> **How to complete this task**: Exclude the pictures and reproduce the remaining data exactly as written.

> **Provided material**:
- Opening Delimiter -

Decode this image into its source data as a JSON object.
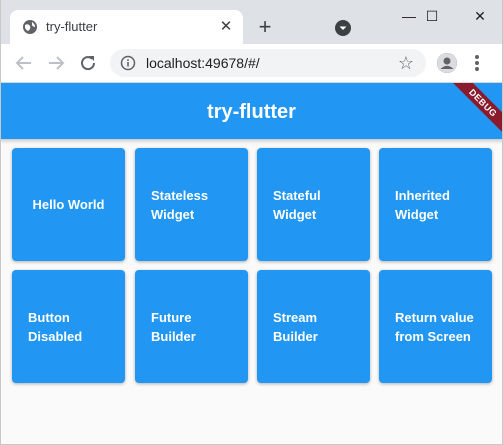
{
  "browser": {
    "tab_title": "try-flutter",
    "tab_close": "✕",
    "new_tab": "+",
    "url": "localhost:49678/#/",
    "star": "☆",
    "window_controls": {
      "minimize": "—",
      "maximize": "☐",
      "close": "✕"
    }
  },
  "app": {
    "title": "try-flutter",
    "debug_banner": "DEBUG",
    "primary_color": "#2196f3",
    "cards": [
      {
        "label": "Hello World"
      },
      {
        "label": "Stateless\nWidget"
      },
      {
        "label": "Stateful\nWidget"
      },
      {
        "label": "Inherited\nWidget"
      },
      {
        "label": "Button\nDisabled"
      },
      {
        "label": "Future\nBuilder"
      },
      {
        "label": "Stream\nBuilder"
      },
      {
        "label": "Return value\nfrom Screen"
      }
    ]
  },
  "icons": {
    "favicon": "globe-icon",
    "tab_search": "tab-search-icon",
    "back": "arrow-left-icon",
    "forward": "arrow-right-icon",
    "reload": "reload-icon",
    "site_info": "info-icon",
    "bookmark": "star-icon",
    "profile": "profile-icon",
    "menu": "more-vert-icon"
  }
}
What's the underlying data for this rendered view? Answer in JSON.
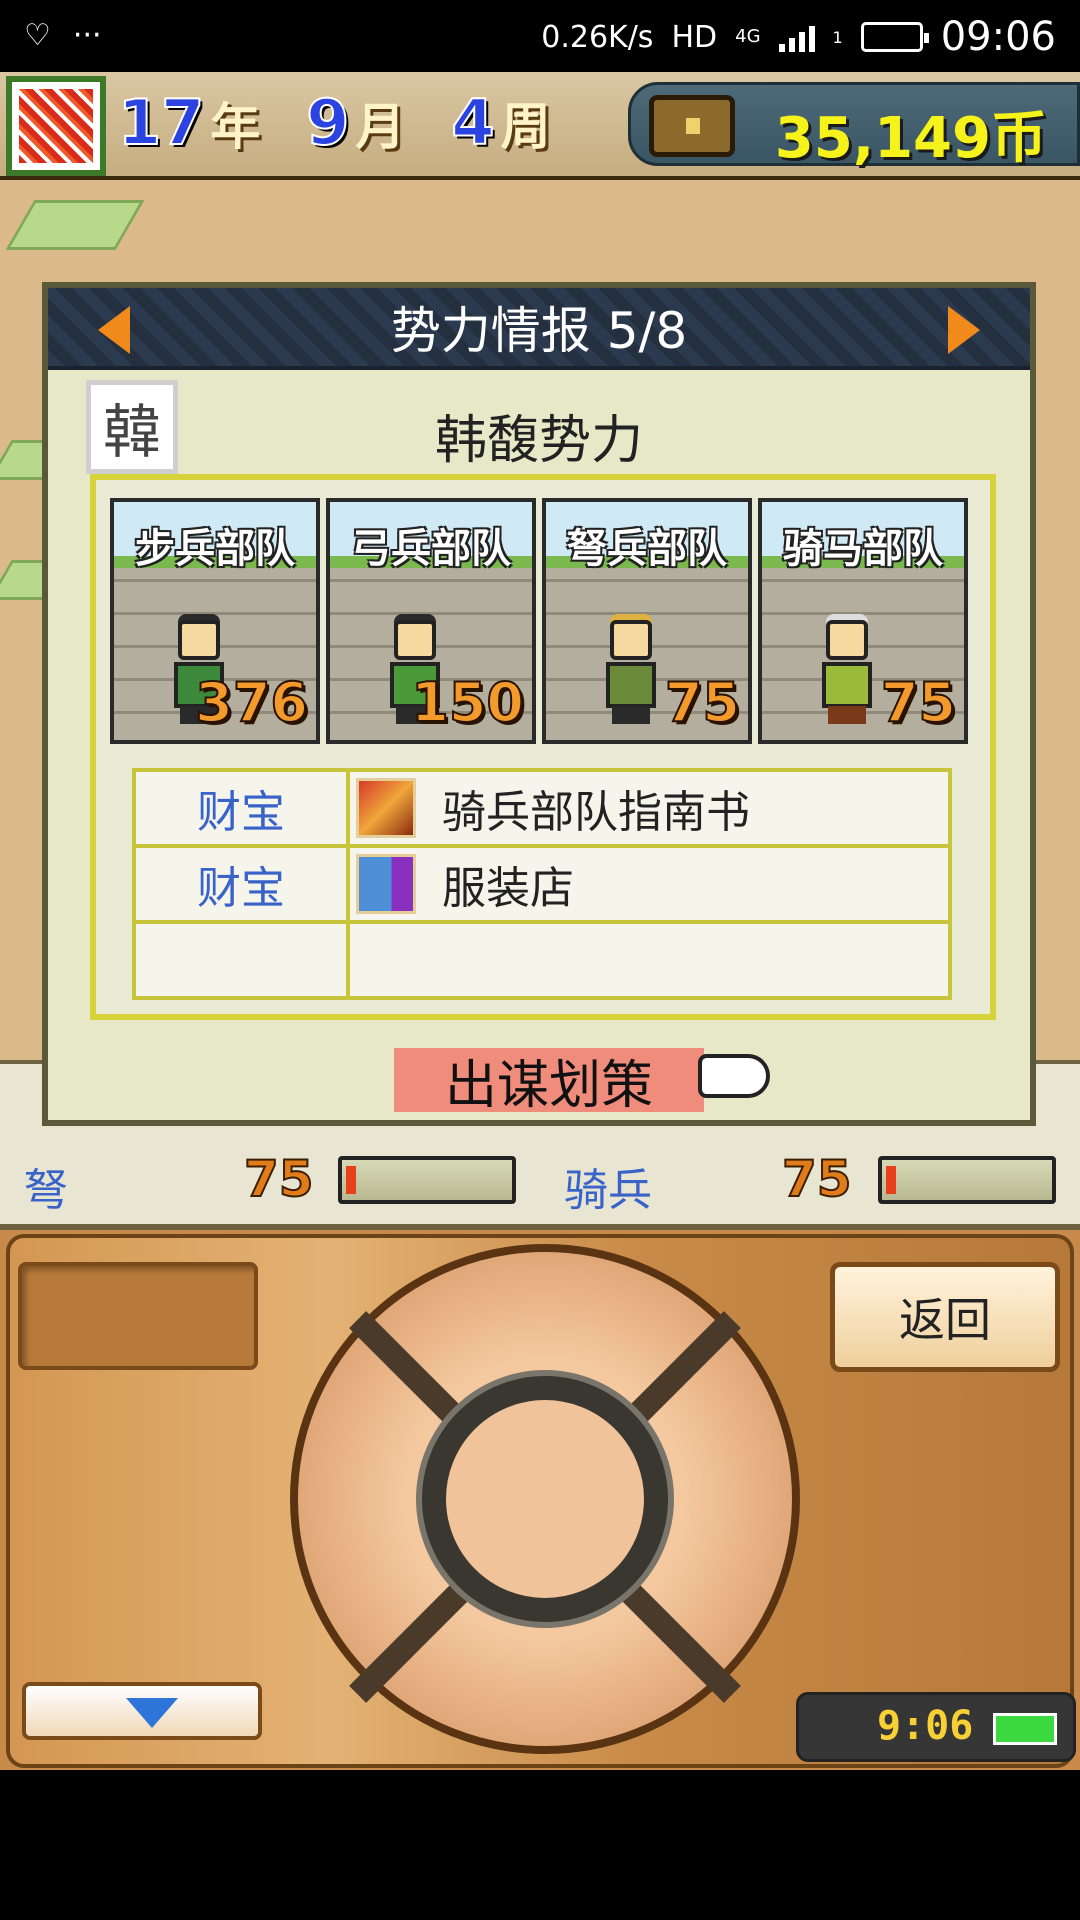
{
  "status_bar": {
    "net_speed": "0.26K/s",
    "hd": "HD",
    "network": "4G",
    "sim": "1",
    "time": "09:06",
    "dots": "···",
    "heart_icon": "heart-pulse-icon"
  },
  "header": {
    "year_num": "17",
    "year_unit": "年",
    "month_num": "9",
    "month_unit": "月",
    "week_num": "4",
    "week_unit": "周",
    "money": "35,149币"
  },
  "dialog": {
    "title": "势力情报 5/8",
    "faction_char": "韓",
    "faction_name": "韩馥势力",
    "units": [
      {
        "name": "步兵部队",
        "count": "376"
      },
      {
        "name": "弓兵部队",
        "count": "150"
      },
      {
        "name": "弩兵部队",
        "count": "75"
      },
      {
        "name": "骑马部队",
        "count": "75"
      }
    ],
    "treasures": [
      {
        "category": "财宝",
        "item": "骑兵部队指南书",
        "icon": "book-icon"
      },
      {
        "category": "财宝",
        "item": "服装店",
        "icon": "shop-icon"
      },
      {
        "category": "",
        "item": "",
        "icon": ""
      }
    ],
    "strategy_button": "出谋划策"
  },
  "background_stats": {
    "crossbow_label": "弩",
    "crossbow_value": "75",
    "cavalry_label": "骑兵",
    "cavalry_value": "75"
  },
  "controller": {
    "back_label": "返回",
    "clock": "9:06"
  },
  "colors": {
    "accent_blue": "#3a63c9",
    "count_orange": "#f39a2c",
    "money_yellow": "#f6f31a",
    "button_salmon": "#f08c7c",
    "frame_yellow": "#d6d33a"
  }
}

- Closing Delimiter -

> **Result of this exercise**:
Decode this image into its source data as a JSON object.
{
  "browser": {
    "tab_title": "try-flutter",
    "tab_close": "✕",
    "new_tab": "+",
    "url": "localhost:49678/#/",
    "star": "☆",
    "window_controls": {
      "minimize": "—",
      "maximize": "☐",
      "close": "✕"
    }
  },
  "app": {
    "title": "try-flutter",
    "debug_banner": "DEBUG",
    "primary_color": "#2196f3",
    "cards": [
      {
        "label": "Hello World"
      },
      {
        "label": "Stateless\nWidget"
      },
      {
        "label": "Stateful\nWidget"
      },
      {
        "label": "Inherited\nWidget"
      },
      {
        "label": "Button\nDisabled"
      },
      {
        "label": "Future\nBuilder"
      },
      {
        "label": "Stream\nBuilder"
      },
      {
        "label": "Return value\nfrom Screen"
      }
    ]
  },
  "icons": {
    "favicon": "globe-icon",
    "tab_search": "tab-search-icon",
    "back": "arrow-left-icon",
    "forward": "arrow-right-icon",
    "reload": "reload-icon",
    "site_info": "info-icon",
    "bookmark": "star-icon",
    "profile": "profile-icon",
    "menu": "more-vert-icon"
  }
}
What's the underlying data for this rendered view? Answer in JSON.
{
  "status_bar": {
    "net_speed": "0.26K/s",
    "hd": "HD",
    "network": "4G",
    "sim": "1",
    "time": "09:06",
    "dots": "···",
    "heart_icon": "heart-pulse-icon"
  },
  "header": {
    "year_num": "17",
    "year_unit": "年",
    "month_num": "9",
    "month_unit": "月",
    "week_num": "4",
    "week_unit": "周",
    "money": "35,149币"
  },
  "dialog": {
    "title": "势力情报 5/8",
    "faction_char": "韓",
    "faction_name": "韩馥势力",
    "units": [
      {
        "name": "步兵部队",
        "count": "376"
      },
      {
        "name": "弓兵部队",
        "count": "150"
      },
      {
        "name": "弩兵部队",
        "count": "75"
      },
      {
        "name": "骑马部队",
        "count": "75"
      }
    ],
    "treasures": [
      {
        "category": "财宝",
        "item": "骑兵部队指南书",
        "icon": "book-icon"
      },
      {
        "category": "财宝",
        "item": "服装店",
        "icon": "shop-icon"
      },
      {
        "category": "",
        "item": "",
        "icon": ""
      }
    ],
    "strategy_button": "出谋划策"
  },
  "background_stats": {
    "crossbow_label": "弩",
    "crossbow_value": "75",
    "cavalry_label": "骑兵",
    "cavalry_value": "75"
  },
  "controller": {
    "back_label": "返回",
    "clock": "9:06"
  },
  "colors": {
    "accent_blue": "#3a63c9",
    "count_orange": "#f39a2c",
    "money_yellow": "#f6f31a",
    "button_salmon": "#f08c7c",
    "frame_yellow": "#d6d33a"
  }
}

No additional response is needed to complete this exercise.